Find the string "name" in the records. Copy every line it appears in.

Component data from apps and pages
-*-*-
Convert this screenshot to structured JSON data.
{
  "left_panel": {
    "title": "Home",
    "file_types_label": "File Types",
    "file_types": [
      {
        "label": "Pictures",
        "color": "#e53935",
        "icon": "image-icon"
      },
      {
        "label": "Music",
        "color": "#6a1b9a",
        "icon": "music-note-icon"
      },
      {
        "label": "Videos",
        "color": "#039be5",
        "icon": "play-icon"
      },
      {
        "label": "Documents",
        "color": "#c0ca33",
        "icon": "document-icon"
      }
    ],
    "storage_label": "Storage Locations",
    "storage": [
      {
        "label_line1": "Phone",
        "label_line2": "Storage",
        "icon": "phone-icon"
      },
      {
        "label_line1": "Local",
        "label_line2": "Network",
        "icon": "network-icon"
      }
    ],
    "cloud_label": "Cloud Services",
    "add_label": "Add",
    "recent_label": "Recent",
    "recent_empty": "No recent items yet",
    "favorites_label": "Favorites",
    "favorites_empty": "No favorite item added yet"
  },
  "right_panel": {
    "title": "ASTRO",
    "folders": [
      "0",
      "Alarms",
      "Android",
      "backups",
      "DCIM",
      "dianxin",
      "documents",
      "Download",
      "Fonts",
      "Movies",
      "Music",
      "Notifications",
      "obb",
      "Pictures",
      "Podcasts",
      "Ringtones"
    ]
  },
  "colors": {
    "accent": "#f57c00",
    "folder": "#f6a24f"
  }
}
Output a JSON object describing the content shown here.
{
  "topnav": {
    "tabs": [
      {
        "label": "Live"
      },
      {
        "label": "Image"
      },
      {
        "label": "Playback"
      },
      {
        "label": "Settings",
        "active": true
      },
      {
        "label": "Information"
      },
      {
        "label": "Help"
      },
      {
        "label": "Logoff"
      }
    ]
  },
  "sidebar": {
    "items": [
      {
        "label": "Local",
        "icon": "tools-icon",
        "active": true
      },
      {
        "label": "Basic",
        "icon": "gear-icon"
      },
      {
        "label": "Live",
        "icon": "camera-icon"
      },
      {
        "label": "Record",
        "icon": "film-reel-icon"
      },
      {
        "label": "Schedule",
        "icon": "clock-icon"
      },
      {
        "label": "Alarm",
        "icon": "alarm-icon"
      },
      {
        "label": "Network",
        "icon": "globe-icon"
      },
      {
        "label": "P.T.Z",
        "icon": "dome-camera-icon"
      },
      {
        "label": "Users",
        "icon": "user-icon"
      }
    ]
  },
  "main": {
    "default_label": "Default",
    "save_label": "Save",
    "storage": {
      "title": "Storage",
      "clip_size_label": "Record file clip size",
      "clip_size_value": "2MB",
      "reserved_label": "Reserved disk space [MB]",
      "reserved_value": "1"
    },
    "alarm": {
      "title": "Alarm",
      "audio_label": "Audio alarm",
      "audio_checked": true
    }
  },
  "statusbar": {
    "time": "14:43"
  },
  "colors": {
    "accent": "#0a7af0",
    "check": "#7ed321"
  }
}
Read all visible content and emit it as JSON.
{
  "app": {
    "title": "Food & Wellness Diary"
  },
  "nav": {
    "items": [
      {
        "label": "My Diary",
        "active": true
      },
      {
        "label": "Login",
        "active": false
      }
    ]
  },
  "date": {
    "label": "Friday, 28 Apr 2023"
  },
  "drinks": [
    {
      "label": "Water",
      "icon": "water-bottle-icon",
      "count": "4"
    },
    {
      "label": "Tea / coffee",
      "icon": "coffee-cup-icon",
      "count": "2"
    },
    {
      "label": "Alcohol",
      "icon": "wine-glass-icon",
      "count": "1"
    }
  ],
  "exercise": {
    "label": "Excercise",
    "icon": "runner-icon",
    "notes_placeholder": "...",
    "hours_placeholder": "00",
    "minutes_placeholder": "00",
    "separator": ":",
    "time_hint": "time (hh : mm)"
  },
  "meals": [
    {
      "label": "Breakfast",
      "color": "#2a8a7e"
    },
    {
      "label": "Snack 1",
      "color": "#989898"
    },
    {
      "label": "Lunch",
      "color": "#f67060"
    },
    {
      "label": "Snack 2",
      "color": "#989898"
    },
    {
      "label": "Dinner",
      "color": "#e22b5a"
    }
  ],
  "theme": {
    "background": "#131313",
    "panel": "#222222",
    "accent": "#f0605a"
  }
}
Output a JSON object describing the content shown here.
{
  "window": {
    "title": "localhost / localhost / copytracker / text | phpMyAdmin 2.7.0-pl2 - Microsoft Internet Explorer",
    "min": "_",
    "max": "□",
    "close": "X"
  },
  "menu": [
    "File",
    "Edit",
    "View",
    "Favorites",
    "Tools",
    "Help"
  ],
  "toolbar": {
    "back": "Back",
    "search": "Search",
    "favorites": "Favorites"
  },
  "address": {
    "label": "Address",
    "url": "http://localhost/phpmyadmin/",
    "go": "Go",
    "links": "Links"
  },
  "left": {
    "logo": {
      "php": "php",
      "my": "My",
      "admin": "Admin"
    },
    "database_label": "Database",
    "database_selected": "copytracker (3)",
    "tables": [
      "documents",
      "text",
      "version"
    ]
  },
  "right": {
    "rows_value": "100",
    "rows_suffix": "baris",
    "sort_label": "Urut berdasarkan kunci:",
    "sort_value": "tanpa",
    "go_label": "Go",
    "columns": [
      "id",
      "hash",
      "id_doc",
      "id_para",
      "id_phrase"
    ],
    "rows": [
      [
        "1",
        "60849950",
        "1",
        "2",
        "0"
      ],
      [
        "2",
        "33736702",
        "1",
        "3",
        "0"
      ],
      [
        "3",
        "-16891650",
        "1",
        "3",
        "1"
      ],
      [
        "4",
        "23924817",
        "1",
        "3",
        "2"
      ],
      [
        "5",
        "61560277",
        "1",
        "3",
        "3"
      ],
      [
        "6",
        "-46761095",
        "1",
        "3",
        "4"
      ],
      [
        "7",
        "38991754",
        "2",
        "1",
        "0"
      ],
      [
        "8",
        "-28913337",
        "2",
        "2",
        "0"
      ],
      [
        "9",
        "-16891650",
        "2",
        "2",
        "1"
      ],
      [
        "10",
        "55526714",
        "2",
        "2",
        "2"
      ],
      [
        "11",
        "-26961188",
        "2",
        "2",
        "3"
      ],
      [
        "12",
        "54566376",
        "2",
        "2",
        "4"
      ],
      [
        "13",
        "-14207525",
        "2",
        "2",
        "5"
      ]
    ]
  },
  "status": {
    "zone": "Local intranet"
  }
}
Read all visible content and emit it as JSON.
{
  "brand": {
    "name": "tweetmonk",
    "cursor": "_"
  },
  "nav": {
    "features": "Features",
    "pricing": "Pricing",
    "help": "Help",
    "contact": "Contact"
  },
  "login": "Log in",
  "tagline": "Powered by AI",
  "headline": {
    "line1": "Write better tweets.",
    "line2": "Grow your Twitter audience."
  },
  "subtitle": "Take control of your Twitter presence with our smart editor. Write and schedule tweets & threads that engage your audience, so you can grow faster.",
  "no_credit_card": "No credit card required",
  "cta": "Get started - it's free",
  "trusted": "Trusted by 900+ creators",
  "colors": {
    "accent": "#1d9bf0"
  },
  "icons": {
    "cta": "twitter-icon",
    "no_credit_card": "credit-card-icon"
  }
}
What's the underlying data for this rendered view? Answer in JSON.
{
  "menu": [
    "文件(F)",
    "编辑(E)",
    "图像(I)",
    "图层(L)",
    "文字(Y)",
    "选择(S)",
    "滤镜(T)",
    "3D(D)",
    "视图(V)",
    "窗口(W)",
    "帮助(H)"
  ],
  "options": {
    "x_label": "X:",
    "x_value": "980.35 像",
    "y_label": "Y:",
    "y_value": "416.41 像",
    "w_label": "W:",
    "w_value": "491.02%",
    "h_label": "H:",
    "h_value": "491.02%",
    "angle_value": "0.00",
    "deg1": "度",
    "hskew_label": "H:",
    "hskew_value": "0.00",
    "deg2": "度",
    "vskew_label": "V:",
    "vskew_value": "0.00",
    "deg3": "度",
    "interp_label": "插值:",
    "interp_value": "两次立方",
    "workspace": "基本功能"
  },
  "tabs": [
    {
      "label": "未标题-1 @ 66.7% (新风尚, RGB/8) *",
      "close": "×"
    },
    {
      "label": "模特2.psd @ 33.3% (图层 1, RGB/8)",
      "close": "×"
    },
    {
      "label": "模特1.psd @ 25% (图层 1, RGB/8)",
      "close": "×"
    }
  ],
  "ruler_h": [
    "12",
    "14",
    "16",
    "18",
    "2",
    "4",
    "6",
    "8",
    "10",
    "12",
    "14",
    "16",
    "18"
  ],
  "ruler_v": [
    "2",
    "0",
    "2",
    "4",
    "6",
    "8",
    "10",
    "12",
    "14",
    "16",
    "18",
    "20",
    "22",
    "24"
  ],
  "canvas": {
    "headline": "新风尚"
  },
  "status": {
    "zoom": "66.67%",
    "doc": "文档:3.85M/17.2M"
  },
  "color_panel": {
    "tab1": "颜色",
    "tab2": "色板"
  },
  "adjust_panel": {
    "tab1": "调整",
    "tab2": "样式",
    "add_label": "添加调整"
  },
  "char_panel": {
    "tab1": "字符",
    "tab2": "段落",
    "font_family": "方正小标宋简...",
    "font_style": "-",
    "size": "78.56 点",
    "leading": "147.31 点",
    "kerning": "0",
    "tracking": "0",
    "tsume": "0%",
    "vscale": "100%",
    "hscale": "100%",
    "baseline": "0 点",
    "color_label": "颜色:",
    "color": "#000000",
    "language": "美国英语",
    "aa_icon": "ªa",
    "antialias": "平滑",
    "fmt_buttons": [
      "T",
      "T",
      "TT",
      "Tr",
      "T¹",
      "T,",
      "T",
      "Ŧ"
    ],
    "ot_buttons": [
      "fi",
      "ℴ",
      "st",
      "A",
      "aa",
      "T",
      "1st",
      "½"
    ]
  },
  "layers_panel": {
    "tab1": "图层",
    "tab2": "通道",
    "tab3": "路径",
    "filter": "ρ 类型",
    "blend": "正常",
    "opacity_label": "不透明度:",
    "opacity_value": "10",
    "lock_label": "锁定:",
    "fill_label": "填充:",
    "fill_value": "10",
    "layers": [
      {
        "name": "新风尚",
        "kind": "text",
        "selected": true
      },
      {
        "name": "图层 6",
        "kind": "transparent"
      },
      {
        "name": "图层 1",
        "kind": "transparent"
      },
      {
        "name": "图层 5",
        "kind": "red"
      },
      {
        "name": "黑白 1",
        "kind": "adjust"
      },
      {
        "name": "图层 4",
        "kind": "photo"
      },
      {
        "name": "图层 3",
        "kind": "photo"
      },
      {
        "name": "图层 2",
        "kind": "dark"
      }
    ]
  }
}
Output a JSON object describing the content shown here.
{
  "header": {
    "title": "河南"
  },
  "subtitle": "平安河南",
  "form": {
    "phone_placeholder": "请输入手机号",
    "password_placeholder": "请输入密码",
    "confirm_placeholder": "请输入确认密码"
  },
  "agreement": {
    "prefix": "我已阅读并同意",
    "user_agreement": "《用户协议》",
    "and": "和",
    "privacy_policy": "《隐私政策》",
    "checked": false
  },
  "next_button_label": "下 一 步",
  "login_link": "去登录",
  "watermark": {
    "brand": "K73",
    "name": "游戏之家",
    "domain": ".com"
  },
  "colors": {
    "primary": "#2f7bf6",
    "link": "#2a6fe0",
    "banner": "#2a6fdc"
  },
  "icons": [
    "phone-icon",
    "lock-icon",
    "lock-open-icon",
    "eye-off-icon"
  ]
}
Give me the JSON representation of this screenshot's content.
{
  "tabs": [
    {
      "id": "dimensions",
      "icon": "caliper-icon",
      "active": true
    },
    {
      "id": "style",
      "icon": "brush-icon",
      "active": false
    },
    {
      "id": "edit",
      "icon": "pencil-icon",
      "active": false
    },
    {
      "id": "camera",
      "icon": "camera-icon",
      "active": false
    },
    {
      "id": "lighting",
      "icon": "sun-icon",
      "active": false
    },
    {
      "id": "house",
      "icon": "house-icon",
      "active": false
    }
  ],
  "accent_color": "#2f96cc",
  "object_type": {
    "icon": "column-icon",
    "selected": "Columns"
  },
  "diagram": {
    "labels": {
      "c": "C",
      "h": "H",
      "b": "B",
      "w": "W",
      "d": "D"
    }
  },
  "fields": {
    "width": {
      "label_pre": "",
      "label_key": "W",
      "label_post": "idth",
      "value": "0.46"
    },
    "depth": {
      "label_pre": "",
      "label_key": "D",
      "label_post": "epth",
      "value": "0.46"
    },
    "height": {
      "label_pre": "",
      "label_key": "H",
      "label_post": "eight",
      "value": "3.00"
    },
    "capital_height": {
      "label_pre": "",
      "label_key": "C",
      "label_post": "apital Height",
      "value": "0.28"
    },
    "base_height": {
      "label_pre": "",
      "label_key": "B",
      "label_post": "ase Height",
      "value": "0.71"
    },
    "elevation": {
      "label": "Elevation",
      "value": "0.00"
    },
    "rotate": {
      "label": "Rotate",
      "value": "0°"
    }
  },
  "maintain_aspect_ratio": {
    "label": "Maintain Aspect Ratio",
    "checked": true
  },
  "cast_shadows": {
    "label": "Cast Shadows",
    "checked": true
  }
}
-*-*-
=== Completed exercise ===
    "name": "tweetmonk",
        "name": "新风尚",
        "name": "图层 6",
        "name": "图层 1",
        "name": "图层 5",
        "name": "黑白 1",
        "name": "图层 4",
        "name": "图层 3",
        "name": "图层 2",
    "name": "游戏之家",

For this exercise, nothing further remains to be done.